→ About this task
Within the lines below, find those that hold the string "numbering" and copy each one.

[Component data from apps and pages]

----

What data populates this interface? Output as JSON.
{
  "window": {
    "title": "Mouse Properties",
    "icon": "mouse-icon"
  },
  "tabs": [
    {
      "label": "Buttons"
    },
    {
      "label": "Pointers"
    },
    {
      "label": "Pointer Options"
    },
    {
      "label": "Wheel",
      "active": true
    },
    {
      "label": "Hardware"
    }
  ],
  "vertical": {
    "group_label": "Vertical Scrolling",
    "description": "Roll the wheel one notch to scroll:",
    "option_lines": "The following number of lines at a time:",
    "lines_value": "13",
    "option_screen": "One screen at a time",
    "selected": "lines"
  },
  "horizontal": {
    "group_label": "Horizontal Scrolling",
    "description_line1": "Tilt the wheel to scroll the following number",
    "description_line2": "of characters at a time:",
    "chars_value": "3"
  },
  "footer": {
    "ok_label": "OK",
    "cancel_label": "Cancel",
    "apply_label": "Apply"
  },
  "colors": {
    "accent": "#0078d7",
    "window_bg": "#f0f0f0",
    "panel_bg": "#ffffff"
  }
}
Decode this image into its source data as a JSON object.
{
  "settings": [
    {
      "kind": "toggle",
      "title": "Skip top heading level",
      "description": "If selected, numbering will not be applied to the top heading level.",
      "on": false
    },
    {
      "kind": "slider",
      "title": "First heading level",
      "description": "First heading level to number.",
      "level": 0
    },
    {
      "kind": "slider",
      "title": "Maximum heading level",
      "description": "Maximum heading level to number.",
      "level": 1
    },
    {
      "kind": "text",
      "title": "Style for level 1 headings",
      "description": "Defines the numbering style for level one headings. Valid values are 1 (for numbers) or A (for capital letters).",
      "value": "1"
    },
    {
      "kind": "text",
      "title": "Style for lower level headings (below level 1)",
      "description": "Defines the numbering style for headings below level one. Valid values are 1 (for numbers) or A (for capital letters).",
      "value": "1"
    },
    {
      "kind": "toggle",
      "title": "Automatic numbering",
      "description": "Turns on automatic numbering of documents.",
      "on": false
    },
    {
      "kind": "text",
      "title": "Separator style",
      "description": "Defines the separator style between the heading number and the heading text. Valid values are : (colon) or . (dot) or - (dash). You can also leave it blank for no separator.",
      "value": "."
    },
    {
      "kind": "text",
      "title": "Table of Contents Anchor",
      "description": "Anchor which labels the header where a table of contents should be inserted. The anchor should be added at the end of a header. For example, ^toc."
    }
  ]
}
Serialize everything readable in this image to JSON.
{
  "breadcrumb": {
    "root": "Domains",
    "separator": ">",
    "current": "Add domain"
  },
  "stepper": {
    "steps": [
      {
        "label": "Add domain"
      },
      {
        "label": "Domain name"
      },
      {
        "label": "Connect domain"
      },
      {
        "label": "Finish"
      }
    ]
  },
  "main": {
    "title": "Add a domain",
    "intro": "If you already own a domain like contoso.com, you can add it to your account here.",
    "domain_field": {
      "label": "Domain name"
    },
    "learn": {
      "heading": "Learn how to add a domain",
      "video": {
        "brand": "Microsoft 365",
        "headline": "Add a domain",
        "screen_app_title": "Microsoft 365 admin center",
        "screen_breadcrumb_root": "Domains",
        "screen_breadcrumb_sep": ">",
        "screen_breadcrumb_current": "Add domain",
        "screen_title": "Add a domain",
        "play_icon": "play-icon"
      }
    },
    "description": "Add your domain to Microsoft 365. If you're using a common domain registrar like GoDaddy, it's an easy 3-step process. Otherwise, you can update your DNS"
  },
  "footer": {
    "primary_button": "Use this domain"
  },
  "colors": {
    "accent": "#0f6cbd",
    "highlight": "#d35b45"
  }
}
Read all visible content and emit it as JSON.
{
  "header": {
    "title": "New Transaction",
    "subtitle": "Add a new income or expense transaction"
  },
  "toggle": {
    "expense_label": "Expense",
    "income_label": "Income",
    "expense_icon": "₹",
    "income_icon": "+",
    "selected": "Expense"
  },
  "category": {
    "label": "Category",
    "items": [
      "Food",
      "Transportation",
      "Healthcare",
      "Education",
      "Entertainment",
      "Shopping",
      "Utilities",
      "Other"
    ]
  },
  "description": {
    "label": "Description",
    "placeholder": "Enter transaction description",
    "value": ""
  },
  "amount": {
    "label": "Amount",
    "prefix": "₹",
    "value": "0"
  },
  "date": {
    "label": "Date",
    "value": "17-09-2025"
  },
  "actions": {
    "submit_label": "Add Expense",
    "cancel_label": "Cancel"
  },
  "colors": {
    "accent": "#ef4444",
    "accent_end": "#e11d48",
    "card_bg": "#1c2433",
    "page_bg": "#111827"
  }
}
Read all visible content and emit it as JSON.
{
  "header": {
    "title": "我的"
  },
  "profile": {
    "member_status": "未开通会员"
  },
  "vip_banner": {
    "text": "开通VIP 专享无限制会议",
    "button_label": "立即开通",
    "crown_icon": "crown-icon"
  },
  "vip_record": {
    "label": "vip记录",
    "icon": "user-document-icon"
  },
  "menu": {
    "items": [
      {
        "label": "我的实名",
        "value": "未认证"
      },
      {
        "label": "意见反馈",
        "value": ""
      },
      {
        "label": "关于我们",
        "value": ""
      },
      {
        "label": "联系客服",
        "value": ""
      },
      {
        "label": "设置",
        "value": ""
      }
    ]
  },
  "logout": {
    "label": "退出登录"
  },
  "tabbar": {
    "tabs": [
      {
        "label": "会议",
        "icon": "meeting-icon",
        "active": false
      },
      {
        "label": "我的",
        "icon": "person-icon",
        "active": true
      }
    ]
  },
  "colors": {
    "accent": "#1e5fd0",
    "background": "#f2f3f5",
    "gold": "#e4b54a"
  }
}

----

→ Solution to this exercise
      "description": "If selected, numbering will not be applied to the top heading level.",
      "description": "Defines the numbering style for level one headings. Valid values are 1 (for numbers) or A (for capital letters).",
      "description": "Defines the numbering style for headings below level one. Valid values are 1 (for numbers) or A (for capital letters).",
      "title": "Automatic numbering",
      "description": "Turns on automatic numbering of documents.",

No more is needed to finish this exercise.